» Task prompt
Line by line, set down the records exactly as they appear below.

Component data from apps and pages:

• • •

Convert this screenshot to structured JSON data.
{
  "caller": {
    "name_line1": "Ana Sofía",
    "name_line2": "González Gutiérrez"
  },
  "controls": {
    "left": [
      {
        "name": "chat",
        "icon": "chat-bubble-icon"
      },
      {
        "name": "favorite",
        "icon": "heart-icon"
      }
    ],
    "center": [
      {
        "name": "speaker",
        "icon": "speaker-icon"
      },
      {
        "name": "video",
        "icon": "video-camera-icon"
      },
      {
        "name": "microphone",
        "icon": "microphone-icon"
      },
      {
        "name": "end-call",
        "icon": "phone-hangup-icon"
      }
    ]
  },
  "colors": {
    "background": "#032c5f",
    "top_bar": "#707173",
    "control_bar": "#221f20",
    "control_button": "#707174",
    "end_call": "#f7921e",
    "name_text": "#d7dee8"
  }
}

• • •

» Problem solution
Convert this screenshot to structured JSON data.
{
  "caller": {
    "name_line1": "Ana Sofía",
    "name_line2": "González Gutiérrez"
  },
  "controls": {
    "left": [
      {
        "name": "chat",
        "icon": "chat-bubble-icon"
      },
      {
        "name": "favorite",
        "icon": "heart-icon"
      }
    ],
    "center": [
      {
        "name": "speaker",
        "icon": "speaker-icon"
      },
      {
        "name": "video",
        "icon": "video-camera-icon"
      },
      {
        "name": "microphone",
        "icon": "microphone-icon"
      },
      {
        "name": "end-call",
        "icon": "phone-hangup-icon"
      }
    ]
  },
  "colors": {
    "background": "#032c5f",
    "top_bar": "#707173",
    "control_bar": "#221f20",
    "control_button": "#707174",
    "end_call": "#f7921e",
    "name_text": "#d7dee8"
  }
}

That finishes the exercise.